Among the entries below, find every line that contains the string "Cart", then copy it.

BEGIN

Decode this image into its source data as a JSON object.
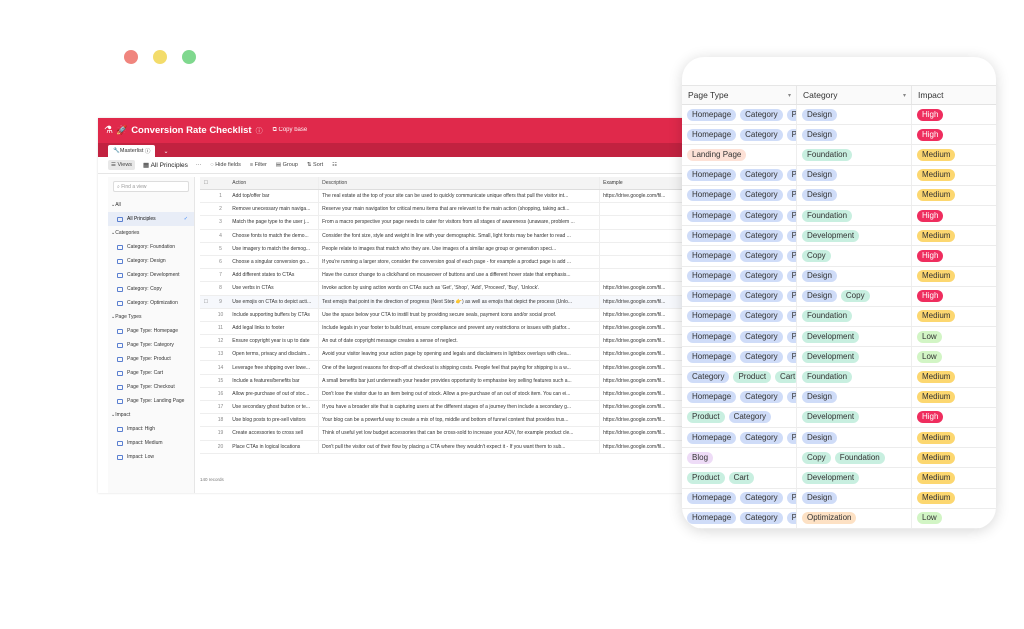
{
  "app": {
    "title": "Conversion Rate Checklist",
    "copy_base": "Copy base",
    "tab": "Masterlist",
    "views_label": "Views",
    "current_view": "All Principles",
    "toolbar": {
      "more": "···",
      "hide": "Hide fields",
      "filter": "Filter",
      "group": "Group",
      "sort": "Sort"
    },
    "find_placeholder": "Find a view",
    "sidebar": [
      {
        "kind": "group",
        "label": "All"
      },
      {
        "kind": "item",
        "label": "All Principles",
        "selected": true
      },
      {
        "kind": "group",
        "label": "Categories"
      },
      {
        "kind": "item",
        "label": "Category: Foundation"
      },
      {
        "kind": "item",
        "label": "Category: Design"
      },
      {
        "kind": "item",
        "label": "Category: Development"
      },
      {
        "kind": "item",
        "label": "Category: Copy"
      },
      {
        "kind": "item",
        "label": "Category: Optimization"
      },
      {
        "kind": "group",
        "label": "Page Types"
      },
      {
        "kind": "item",
        "label": "Page Type: Homepage"
      },
      {
        "kind": "item",
        "label": "Page Type: Category"
      },
      {
        "kind": "item",
        "label": "Page Type: Product"
      },
      {
        "kind": "item",
        "label": "Page Type: Cart"
      },
      {
        "kind": "item",
        "label": "Page Type: Checkout"
      },
      {
        "kind": "item",
        "label": "Page Type: Landing Page"
      },
      {
        "kind": "group",
        "label": "Impact"
      },
      {
        "kind": "item",
        "label": "Impact: High"
      },
      {
        "kind": "item",
        "label": "Impact: Medium"
      },
      {
        "kind": "item",
        "label": "Impact: Low"
      }
    ],
    "columns": [
      "Action",
      "Description",
      "Example"
    ],
    "rows": [
      {
        "n": "1",
        "action": "Add top/offer bar",
        "desc": "The real estate at the top of your site can be used to quickly communicate unique offers that pull the visitor int...",
        "ex": "https://drive.google.com/fil..."
      },
      {
        "n": "2",
        "action": "Remove unecessary main naviga...",
        "desc": "Reserve your main navigation for critical menu items that are relevant to the main action (shopping, taking acti...",
        "ex": ""
      },
      {
        "n": "3",
        "action": "Match the page type to the user j...",
        "desc": "From a macro perspective your page needs to cater for visitors from all stages of awareness (unaware, problem ...",
        "ex": ""
      },
      {
        "n": "4",
        "action": "Choose fonts to match the demo...",
        "desc": "Consider the font size, style and weight in line with your demographic. Small, light fonts may be harder to read ...",
        "ex": ""
      },
      {
        "n": "5",
        "action": "Use imagery to match the demog...",
        "desc": "People relate to images that match who they are. Use images of a similar age group or generation speci...",
        "ex": ""
      },
      {
        "n": "6",
        "action": "Choose a singular conversion go...",
        "desc": "If you're running a larger store, consider the conversion goal of each page - for example a product page is add ...",
        "ex": ""
      },
      {
        "n": "7",
        "action": "Add different states to CTAs",
        "desc": "Have the cursor change to a click/hand on mouseover of buttons and use a different hover state that emphasis...",
        "ex": ""
      },
      {
        "n": "8",
        "action": "Use verbs in CTAs",
        "desc": "Invoke action by using action words on CTAs such as 'Get', 'Shop', 'Add', 'Proceed', 'Buy', 'Unlock'.",
        "ex": "https://drive.google.com/fil..."
      },
      {
        "n": "9",
        "action": "Use emojis on CTAs to depict acti...",
        "desc": "Test emojis that point in the direction of progress (Next Step 👉) as well as emojis that depict the process (Unlo...",
        "ex": "https://drive.google.com/fil..."
      },
      {
        "n": "10",
        "action": "Include supporting buffers by CTAs",
        "desc": "Use the space below your CTA to instill trust by providing secure seals, payment icons and/or social proof.",
        "ex": "https://drive.google.com/fil..."
      },
      {
        "n": "11",
        "action": "Add legal links to footer",
        "desc": "Include legals in your footer to build trust, ensure compliance and prevent any restrictions or issues with platfor...",
        "ex": "https://drive.google.com/fil..."
      },
      {
        "n": "12",
        "action": "Ensure copyright year is up to date",
        "desc": "An out of date copyright message creates a sense of neglect.",
        "ex": "https://drive.google.com/fil..."
      },
      {
        "n": "13",
        "action": "Open terms, privacy and disclaim...",
        "desc": "Avoid your visitor leaving your action page by opening and legals and disclaimers in lightbox overlays with clea...",
        "ex": "https://drive.google.com/fil..."
      },
      {
        "n": "14",
        "action": "Leverage free shipping over lowe...",
        "desc": "One of the largest reasons for drop-off at checkout is shipping costs. People feel that paying for shipping is a w...",
        "ex": "https://drive.google.com/fil..."
      },
      {
        "n": "15",
        "action": "Include a features/benefits bar",
        "desc": "A small benefits bar just underneath your header provides opportunity to emphasise key selling features such a...",
        "ex": "https://drive.google.com/fil..."
      },
      {
        "n": "16",
        "action": "Allow pre-purchase of out of stoc...",
        "desc": "Don't lose the visitor due to an item being out of stock. Allow a pre-purchase of an out of stock item. You can ei...",
        "ex": "https://drive.google.com/fil..."
      },
      {
        "n": "17",
        "action": "Use secondary ghost button or te...",
        "desc": "If you have a broader site that is capturing users at the different stages of a journey then include a secondary g...",
        "ex": "https://drive.google.com/fil..."
      },
      {
        "n": "18",
        "action": "Use blog posts to pre-sell visitors",
        "desc": "Your blog can be a powerful way to create a mix of top, middle and bottom of funnel content that provides trus...",
        "ex": "https://drive.google.com/fil..."
      },
      {
        "n": "19",
        "action": "Create accessories to cross sell",
        "desc": "Think of useful yet low budget accessories that can be cross-sold to increase your AOV, for example product cle...",
        "ex": "https://drive.google.com/fil..."
      },
      {
        "n": "20",
        "action": "Place CTAs in logical locations",
        "desc": "Don't pull the visitor out of their flow by placing a CTA where they wouldn't expect it - If you want them to sub...",
        "ex": "https://drive.google.com/fil..."
      }
    ],
    "record_count": "140 records"
  },
  "card": {
    "headers": [
      "Page Type",
      "Category",
      "Impact"
    ],
    "rows": [
      {
        "pt": [
          "Homepage",
          "Category",
          "Pr"
        ],
        "cat": [
          "Design"
        ],
        "imp": "High"
      },
      {
        "pt": [
          "Homepage",
          "Category",
          "Pr"
        ],
        "cat": [
          "Design"
        ],
        "imp": "High"
      },
      {
        "pt": [
          "Landing Page"
        ],
        "cat": [
          "Foundation"
        ],
        "imp": "Medium"
      },
      {
        "pt": [
          "Homepage",
          "Category",
          "Pr"
        ],
        "cat": [
          "Design"
        ],
        "imp": "Medium"
      },
      {
        "pt": [
          "Homepage",
          "Category",
          "Pr"
        ],
        "cat": [
          "Design"
        ],
        "imp": "Medium"
      },
      {
        "pt": [
          "Homepage",
          "Category",
          "Pr"
        ],
        "cat": [
          "Foundation"
        ],
        "imp": "High"
      },
      {
        "pt": [
          "Homepage",
          "Category",
          "Pr"
        ],
        "cat": [
          "Development"
        ],
        "imp": "Medium"
      },
      {
        "pt": [
          "Homepage",
          "Category",
          "Pr"
        ],
        "cat": [
          "Copy"
        ],
        "imp": "High"
      },
      {
        "pt": [
          "Homepage",
          "Category",
          "Pr"
        ],
        "cat": [
          "Design"
        ],
        "imp": "Medium"
      },
      {
        "pt": [
          "Homepage",
          "Category",
          "Pr"
        ],
        "cat": [
          "Design",
          "Copy"
        ],
        "imp": "High"
      },
      {
        "pt": [
          "Homepage",
          "Category",
          "Pr"
        ],
        "cat": [
          "Foundation"
        ],
        "imp": "Medium"
      },
      {
        "pt": [
          "Homepage",
          "Category",
          "Pr"
        ],
        "cat": [
          "Development"
        ],
        "imp": "Low"
      },
      {
        "pt": [
          "Homepage",
          "Category",
          "Pr"
        ],
        "cat": [
          "Development"
        ],
        "imp": "Low"
      },
      {
        "pt": [
          "Category",
          "Product",
          "Cart"
        ],
        "cat": [
          "Foundation"
        ],
        "imp": "Medium"
      },
      {
        "pt": [
          "Homepage",
          "Category",
          "Pr"
        ],
        "cat": [
          "Design"
        ],
        "imp": "Medium"
      },
      {
        "pt": [
          "Product",
          "Category"
        ],
        "cat": [
          "Development"
        ],
        "imp": "High"
      },
      {
        "pt": [
          "Homepage",
          "Category",
          "Pr"
        ],
        "cat": [
          "Design"
        ],
        "imp": "Medium"
      },
      {
        "pt": [
          "Blog"
        ],
        "cat": [
          "Copy",
          "Foundation"
        ],
        "imp": "Medium"
      },
      {
        "pt": [
          "Product",
          "Cart"
        ],
        "cat": [
          "Development"
        ],
        "imp": "Medium"
      },
      {
        "pt": [
          "Homepage",
          "Category",
          "Pr"
        ],
        "cat": [
          "Design"
        ],
        "imp": "Medium"
      },
      {
        "pt": [
          "Homepage",
          "Category",
          "Pr"
        ],
        "cat": [
          "Optimization"
        ],
        "imp": "Low"
      }
    ]
  },
  "colors": {
    "header": "#e0294b",
    "Homepage": "#cfdcf8",
    "Category": "#cfdcf8",
    "Pr": "#cfdcf8",
    "Product": "#c8efe0",
    "Cart": "#c8efe0",
    "Landing Page": "#fde1d6",
    "Blog": "#eedcf7",
    "Design": "#cfdcf8",
    "Foundation": "#c8efe0",
    "Development": "#c8efe0",
    "Copy": "#c8efe0",
    "Optimization": "#fde1c4",
    "High": "#ef2d5e",
    "Medium": "#fcd770",
    "Low": "#d2f5c5"
  }
}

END

▶ [Answer to the problem]
        "label": "Page Type: Cart"
          "Cart"
          "Cart"
    "Cart": "#c8efe0",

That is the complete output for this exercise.